**Task to carry out:**
Each line below that holds the word "mute" counts toward the answer; reply with the total number only.

Items from an interface collection
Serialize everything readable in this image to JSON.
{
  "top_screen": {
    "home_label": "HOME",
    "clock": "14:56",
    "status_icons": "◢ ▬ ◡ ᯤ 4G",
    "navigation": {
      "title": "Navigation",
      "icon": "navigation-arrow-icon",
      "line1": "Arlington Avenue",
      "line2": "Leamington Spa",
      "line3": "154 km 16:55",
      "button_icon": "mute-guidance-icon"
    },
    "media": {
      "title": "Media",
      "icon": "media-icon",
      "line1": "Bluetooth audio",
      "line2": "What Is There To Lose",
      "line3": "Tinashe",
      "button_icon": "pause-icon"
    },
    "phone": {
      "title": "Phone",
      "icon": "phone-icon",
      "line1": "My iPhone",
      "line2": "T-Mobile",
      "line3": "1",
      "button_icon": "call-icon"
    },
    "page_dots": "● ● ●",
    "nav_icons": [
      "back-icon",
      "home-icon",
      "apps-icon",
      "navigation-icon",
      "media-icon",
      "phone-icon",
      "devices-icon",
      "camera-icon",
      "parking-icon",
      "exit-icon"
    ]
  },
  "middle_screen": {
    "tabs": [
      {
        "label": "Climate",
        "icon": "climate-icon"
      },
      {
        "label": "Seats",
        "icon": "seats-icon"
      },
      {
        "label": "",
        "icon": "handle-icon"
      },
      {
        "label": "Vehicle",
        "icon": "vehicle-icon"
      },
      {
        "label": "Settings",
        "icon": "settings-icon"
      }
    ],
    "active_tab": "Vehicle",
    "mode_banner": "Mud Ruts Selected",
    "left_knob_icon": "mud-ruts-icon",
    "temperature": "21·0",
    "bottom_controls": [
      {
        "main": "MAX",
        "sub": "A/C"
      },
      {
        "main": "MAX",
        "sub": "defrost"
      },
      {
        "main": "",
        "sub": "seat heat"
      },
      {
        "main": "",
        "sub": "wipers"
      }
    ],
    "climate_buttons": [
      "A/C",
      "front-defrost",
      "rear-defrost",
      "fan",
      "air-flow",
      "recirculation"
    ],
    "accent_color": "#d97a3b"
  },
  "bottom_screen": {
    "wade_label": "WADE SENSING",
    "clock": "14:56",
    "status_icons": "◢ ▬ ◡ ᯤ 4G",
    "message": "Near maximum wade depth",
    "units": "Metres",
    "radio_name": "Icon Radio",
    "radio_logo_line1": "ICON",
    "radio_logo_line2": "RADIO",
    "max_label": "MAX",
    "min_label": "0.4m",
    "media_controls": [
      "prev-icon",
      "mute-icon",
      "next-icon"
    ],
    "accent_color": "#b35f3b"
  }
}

**Written answer:**
2